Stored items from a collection
--------------------
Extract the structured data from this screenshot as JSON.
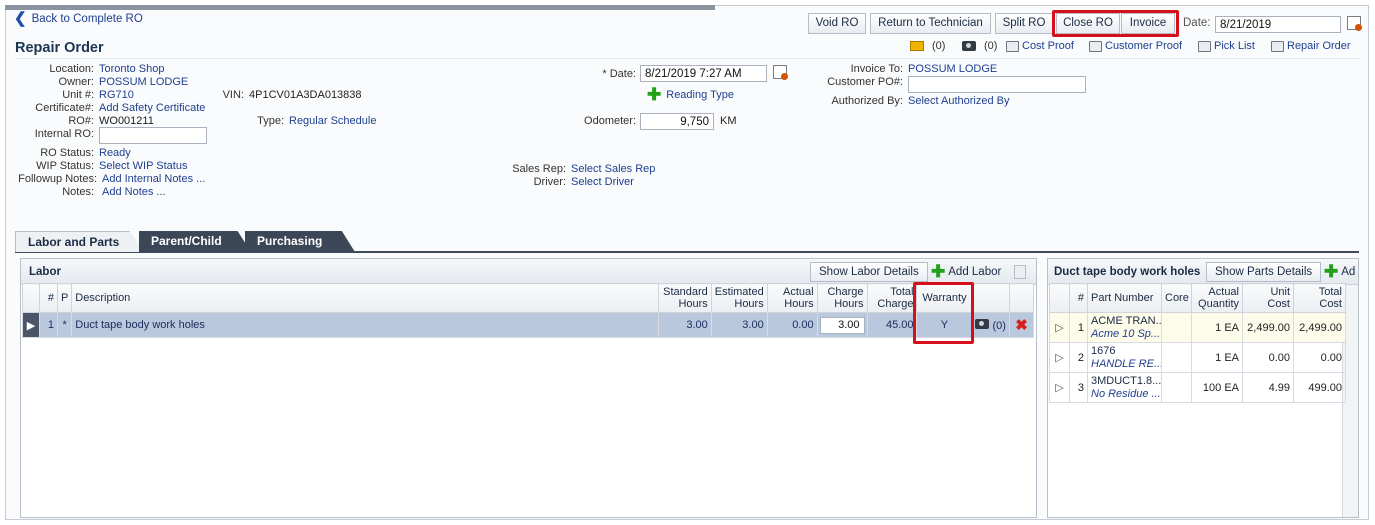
{
  "nav": {
    "back_label": "Back to Complete RO"
  },
  "toolbar": {
    "buttons": [
      "Void RO",
      "Return to Technician",
      "Split RO",
      "Close RO",
      "Invoice"
    ],
    "date_label": "Date:",
    "date_value": "8/21/2019"
  },
  "page_title": "Repair Order",
  "actions": {
    "messages_count": "(0)",
    "photos_count": "(0)",
    "cost_proof": "Cost Proof",
    "customer_proof": "Customer Proof",
    "pick_list": "Pick List",
    "repair_order": "Repair Order"
  },
  "details": {
    "location_label": "Location:",
    "location": "Toronto Shop",
    "owner_label": "Owner:",
    "owner": "POSSUM LODGE",
    "unit_label": "Unit #:",
    "unit": "RG710",
    "cert_label": "Certificate#:",
    "cert": "Add Safety Certificate",
    "ro_label": "RO#:",
    "ro": "WO001211",
    "internal_ro_label": "Internal RO:",
    "vin_label": "VIN:",
    "vin": "4P1CV01A3DA013838",
    "type_label": "Type:",
    "type": "Regular Schedule",
    "ro_status_label": "RO Status:",
    "ro_status": "Ready",
    "wip_label": "WIP Status:",
    "wip": "Select WIP Status",
    "followup_label": "Followup Notes:",
    "followup": "Add Internal Notes ...",
    "notes_label": "Notes:",
    "notes": "Add Notes ...",
    "date_label": "* Date:",
    "date_value": "8/21/2019 7:27 AM",
    "reading_type": "Reading Type",
    "odometer_label": "Odometer:",
    "odometer_value": "9,750",
    "odometer_unit": "KM",
    "sales_rep_label": "Sales Rep:",
    "sales_rep": "Select Sales Rep",
    "driver_label": "Driver:",
    "driver": "Select Driver",
    "invoice_to_label": "Invoice To:",
    "invoice_to": "POSSUM LODGE",
    "customer_po_label": "Customer PO#:",
    "authorized_label": "Authorized By:",
    "authorized": "Select Authorized By"
  },
  "tabs": [
    "Labor and Parts",
    "Parent/Child",
    "Purchasing"
  ],
  "labor": {
    "title": "Labor",
    "show_details": "Show Labor Details",
    "add_labor": "Add Labor",
    "columns": [
      "#",
      "P",
      "Description",
      "Standard Hours",
      "Estimated Hours",
      "Actual Hours",
      "Charge Hours",
      "Total Charge",
      "Warranty"
    ],
    "rows": [
      {
        "num": "1",
        "p": "*",
        "description": "Duct tape body work holes",
        "standard": "3.00",
        "estimated": "3.00",
        "actual": "0.00",
        "charge": "3.00",
        "total": "45.00",
        "warranty": "Y",
        "photos": "(0)"
      }
    ]
  },
  "parts": {
    "title": "Duct tape body work holes",
    "show_details": "Show Parts Details",
    "add_label": "Ad",
    "columns": [
      "#",
      "Part Number",
      "Core",
      "Actual Quantity",
      "Unit Cost",
      "Total Cost"
    ],
    "rows": [
      {
        "num": "1",
        "part": "ACME TRAN...",
        "desc": "Acme 10 Sp...",
        "core": "",
        "qty": "1 EA",
        "unit": "2,499.00",
        "total": "2,499.00"
      },
      {
        "num": "2",
        "part": "1676",
        "desc": "HANDLE RE...",
        "core": "",
        "qty": "1 EA",
        "unit": "0.00",
        "total": "0.00"
      },
      {
        "num": "3",
        "part": "3MDUCT1.8...",
        "desc": "No Residue ...",
        "core": "",
        "qty": "100 EA",
        "unit": "4.99",
        "total": "499.00"
      }
    ]
  },
  "colors": {
    "highlight": "#d5101a",
    "selected_row": "#b9c8dd",
    "link": "#1f3f8f"
  }
}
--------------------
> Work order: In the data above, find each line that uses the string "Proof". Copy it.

> Your response:
    "cost_proof": "Cost Proof",
    "customer_proof": "Customer Proof",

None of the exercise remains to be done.